Take the 2-minute tour ×
Stack Overflow is a question and answer site for professional and enthusiast programmers. It's 100% free, no registration required.

This question already has an answer here:

I started JavaScript programming last month, i know basic syntax like objects, functions, class, string, array, property. Now i was puzzled on given syntax.

Syntax:

(function(){

 "use strict";

})();

My question is, why two parenthesis( one contains 'function' and another "empty" ) are included in the definition? can some one help me why we use this?.

share|improve this question

marked as duplicate by Josh Lee, Dr.Molle, Felix Kling, Louis, Dimitri M Mar 7 at 9:12

This question has been asked before and already has an answer. If those answers do not fully address your question, please ask a new question.

    
..we all love dogballs.. –  jAndy Feb 7 '13 at 23:31
    
above link is very good...Thanks a lot. –  Ashif Feb 8 '13 at 0:00

4 Answers 4

up vote 1 down vote accepted

What you have there is a self-invoking function.

It pretty much is exactly that, a function which immediately gets called. To accomplish that, we need a function expression, not a function declaration. To achieve that, we can do certain things, one of those is, to put the whole expression in parenthesis

(function() {});

this statement creates a function expression.
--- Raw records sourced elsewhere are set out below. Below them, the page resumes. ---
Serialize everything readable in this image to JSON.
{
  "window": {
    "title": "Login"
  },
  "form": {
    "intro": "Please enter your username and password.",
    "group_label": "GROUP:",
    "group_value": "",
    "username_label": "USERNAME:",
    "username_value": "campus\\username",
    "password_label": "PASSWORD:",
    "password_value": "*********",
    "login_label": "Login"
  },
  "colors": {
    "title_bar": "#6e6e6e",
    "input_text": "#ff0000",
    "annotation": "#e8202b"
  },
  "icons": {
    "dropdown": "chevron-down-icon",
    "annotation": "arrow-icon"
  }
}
Now all we have left to do is, to invoke that function by appending additional function parenthesis, like we would do with any function

(function() {})();

You can also put the function parenthesis into the whole statement, it makes no difference

(function() {}());

Another option to bring a function into an expression form is by using ! or + signs infront of it

!function(){}()

Anything goes, as long we create an expression, we can't invoke a function declaration like that

function foo(){}() // syntax error
share|improve this answer

That will create an anonymous function and then immediately execute it.

In this case that function has a single line..."use strict".

share|improve this answer

That code doesn't have any net impact on the world. What happens is:

  • The parenthesized function is instantiated;
  • The final () cause that function to be called;
  • The "use strict" constant turns on "strict" mode;
  • The function returns.
share|improve this answer

This is a self-invoked anonymous function (or immediately invoked function expression, also known as IIFE), a pattern that in this case exists just to produce a closed scope.

Apparently, they don't want "use strict"; turning on strict mode for the whole file, or when minified and concatenated to other files, turning on strict mode on included libraries, etc. Amazon had a problem with this a while back. Since then, it's been recommended best practice to keep "use strict" in function scope, and this function exists solely for that purpose.

share|improve this answer
    
I don't mean to pick on you but a popular alternative term is "immediately-invoked function expression" (IIFE), which is a bit more accurate since the function doesn't really invoke itself. –  Pointy Feb 7 '13 at 23:32
    
@Pointy I actually googled both expressions before writing the answer to see which would lead to more useful results, but you're right. –  Plynx Feb 7 '13 at 23:34
    
I called them that for quite a while before somebody asked me how exactly the function managed to execute itself :-) –  Pointy Feb 7 '13 at 23:35
    
@Pointy :O YOU'RE RIGHT! –  Plynx Feb 7 '13 at 23:39

Not the answer you're looking for? Browse other questions tagged or ask your own question.